Thursday, April 07, 2016

Bash on Windows– 10 Things I Learned Today

I’ve been playing today with Bash on Windows 10. I blogged earlier about how to install it. Now to getting down to use it. I spent a few hours today as a NEW to Bash user and found some differences. If you know Linux,  you may find some of these obvious but they do represent a difference new to Bash folks will find.

1. BOW is case sensitive  LS is not the same as ls. Windows is not case sensitive, so LS and ls are the same.

2. Getting help for a command is different and inconsistent between commands. In some cases it's <cmd> -h, some times <cmd> --h, or <cmd> --help, etc. Each command has its own way of providing help.    

3. The Unix MAN help system is alive and well in Bash. Type man <cmd name> for help. However, this takes you into a pager, from which you type q to escape.

4. You don’t have a graphical text editor in Bash. But you do have VI, and you can easily install emacs (apt-get install emacs23).

5. The Linux and Windows file systems are different. Windows has no single root, but a bunch of volumes C: d:, etc. With Linux there is one unified filesystem '/' with everything underneath it. 

6. You can see the windows file system from bash /mnt/c is c:, /mnt/d would be d:, etc. But interop is limited. It would be nice to be able to edit, say, over in Windows but use over in bash. That doesn't really work fully. You can, for example, mkdir /xxx from the bash side, and that folder shows up in windows. But create a file in windows and you can't see it from bash. I suspect this is a work in progress.

7. No GWMI Win32_Processor, instead cat /proc/cpuinfo , or  grep Intel /proc/cpuinfo (nb grep intel /proc/cpuinfo fails! - see rule 1)

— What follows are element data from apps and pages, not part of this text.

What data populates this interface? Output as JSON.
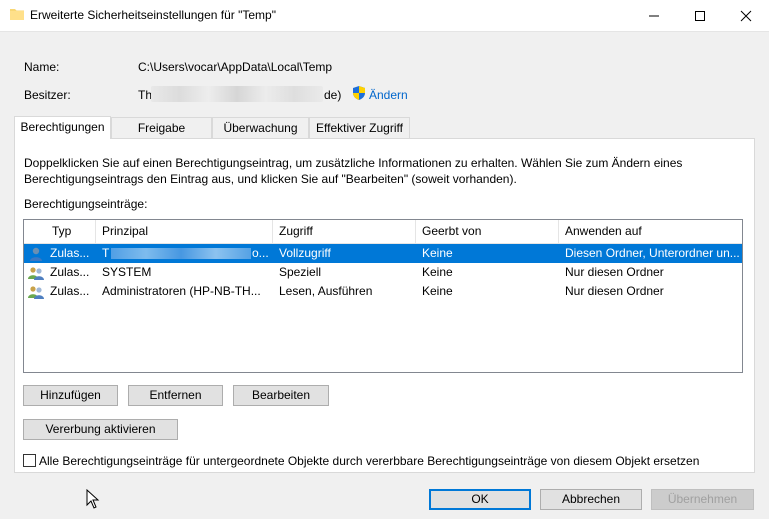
{
  "window": {
    "title": "Erweiterte Sicherheitseinstellungen für \"Temp\"",
    "controls": [
      "minimize-icon",
      "maximize-icon",
      "close-icon"
    ]
  },
  "info": {
    "name_label": "Name:",
    "name_value": "C:\\Users\\vocar\\AppData\\Local\\Temp",
    "owner_label": "Besitzer:",
    "owner_prefix": "Th",
    "owner_suffix": "de)",
    "change_link": "Ändern"
  },
  "tabs": [
    {
      "label": "Berechtigungen",
      "active": true
    },
    {
      "label": "Freigabe",
      "active": false
    },
    {
      "label": "Überwachung",
      "active": false
    },
    {
      "label": "Effektiver Zugriff",
      "active": false
    }
  ],
  "panel": {
    "description": "Doppelklicken Sie auf einen Berechtigungseintrag, um zusätzliche Informationen zu erhalten. Wählen Sie zum Ändern eines Berechtigungseintrags den Eintrag aus, und klicken Sie auf \"Bearbeiten\" (soweit vorhanden).",
    "list_label": "Berechtigungseinträge:"
  },
  "table": {
    "columns": [
      "Typ",
      "Prinzipal",
      "Zugriff",
      "Geerbt von",
      "Anwenden auf"
    ],
    "rows": [
      {
        "typ": "Zulas...",
        "prinzipal": "T",
        "prinzipal_suffix": "o...",
        "zugriff": "Vollzugriff",
        "geerbt": "Keine",
        "anwenden": "Diesen Ordner, Unterordner un...",
        "selected": true
      },
      {
        "typ": "Zulas...",
        "prinzipal": "SYSTEM",
        "prinzipal_suffix": "",
        "zugriff": "Speziell",
        "geerbt": "Keine",
        "anwenden": "Nur diesen Ordner",
        "selected": false
      },
      {
        "typ": "Zulas...",
        "prinzipal": "Administratoren (HP-NB-TH...",
        "prinzipal_suffix": "",
        "zugriff": "Lesen, Ausführen",
        "geerbt": "Keine",
        "anwenden": "Nur diesen Ordner",
        "selected": false
      }
    ]
  },
  "buttons": {
    "add": "Hinzufügen",
    "remove": "Entfernen",
    "edit": "Bearbeiten",
    "inheritance": "Vererbung aktivieren",
    "ok": "OK",
    "cancel": "Abbrechen",
    "apply": "Übernehmen"
  },
  "checkbox": {
    "label": "Alle Berechtigungseinträge für untergeordnete Objekte durch vererbbare Berechtigungseinträge von diesem Objekt ersetzen",
    "checked": false
  },
  "colors": {
    "selection": "#0078d7",
    "link": "#0066cc"
  }
}
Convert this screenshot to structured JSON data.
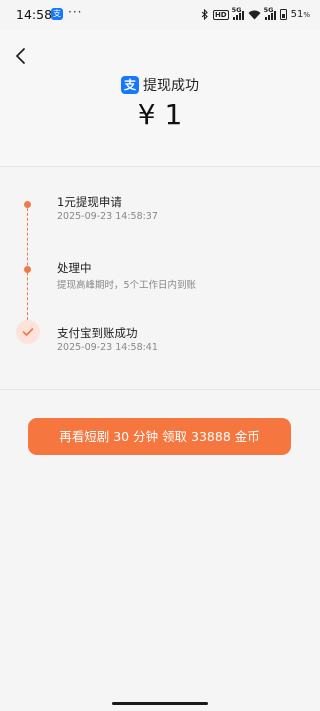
{
  "status_bar": {
    "time": "14:58",
    "notification_icon_text": "支",
    "more": "···",
    "hd": "HD",
    "net1": "5G",
    "net2": "5G",
    "battery": "51",
    "battery_unit": "%"
  },
  "header": {
    "title": "提现成功",
    "amount": "¥ 1",
    "logo_text": "支"
  },
  "timeline": {
    "steps": [
      {
        "title": "1元提现申请",
        "subtitle": "2025-09-23 14:58:37"
      },
      {
        "title": "处理中",
        "subtitle": "提现高峰期时，5个工作日内到账"
      },
      {
        "title": "支付宝到账成功",
        "subtitle": "2025-09-23 14:58:41"
      }
    ]
  },
  "action": {
    "label": "再看短剧 30 分钟 领取 33888 金币"
  },
  "colors": {
    "accent": "#f5763f",
    "timeline": "#f07a4a",
    "alipay": "#1677ff"
  }
}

8. The error messages are quite different.

9. Type Man Man and you can see where PowerShell help ideas came from!

10. Type the wrong command and you can often be told which where to find it (eg, type lsf and see what it offers you)

And since I can’t count well,

11. Getting packages is different - You use apt-get. apt-get install emacs, for example. PowerShellGet is modelled on APT-Get, it feels!

This is fun!


PNA DS said...

So much for standards eh? D'oh!

jas88 said...

It's a little disconcerting seeing the Linux subsystem referred to as "Bash", when Bash is just a shell (command line) - akin to referring to Windows as being "cmd.exe". apt-get, for example, is completely unrelated to Bash.

It's *filenames* which are case-sensitive on Linux - and, optionally, on Windows NT's own kernel: it's the win32 translation layer which imposes case-insensitivity on non-native applications. Point 7 isn't actually linked to point 1: grep is a simple text searcher (and not part of Bash, just as notepad.exe isn't part of or cmd.exe) and *defaults* to case-sensitive searches: add the -i switch to turn that off. "grep -i intel /proc/cpuinfo" will return what you're after. (There's a wealth of other information under /proc, like network and storage information, and much more accessible (IMO) than the Windows counterparts. Rather like the registry, but directly connected rather than needing a reboot for changes to take effect.)

Bash itself was available years ago, but it's amazing to see an entire Ubuntu environment available, particularly with official support from Microsoft themselves.

Very exciting development - time to switch my main Windows laptop back to the Fast Ring for a while, it seems!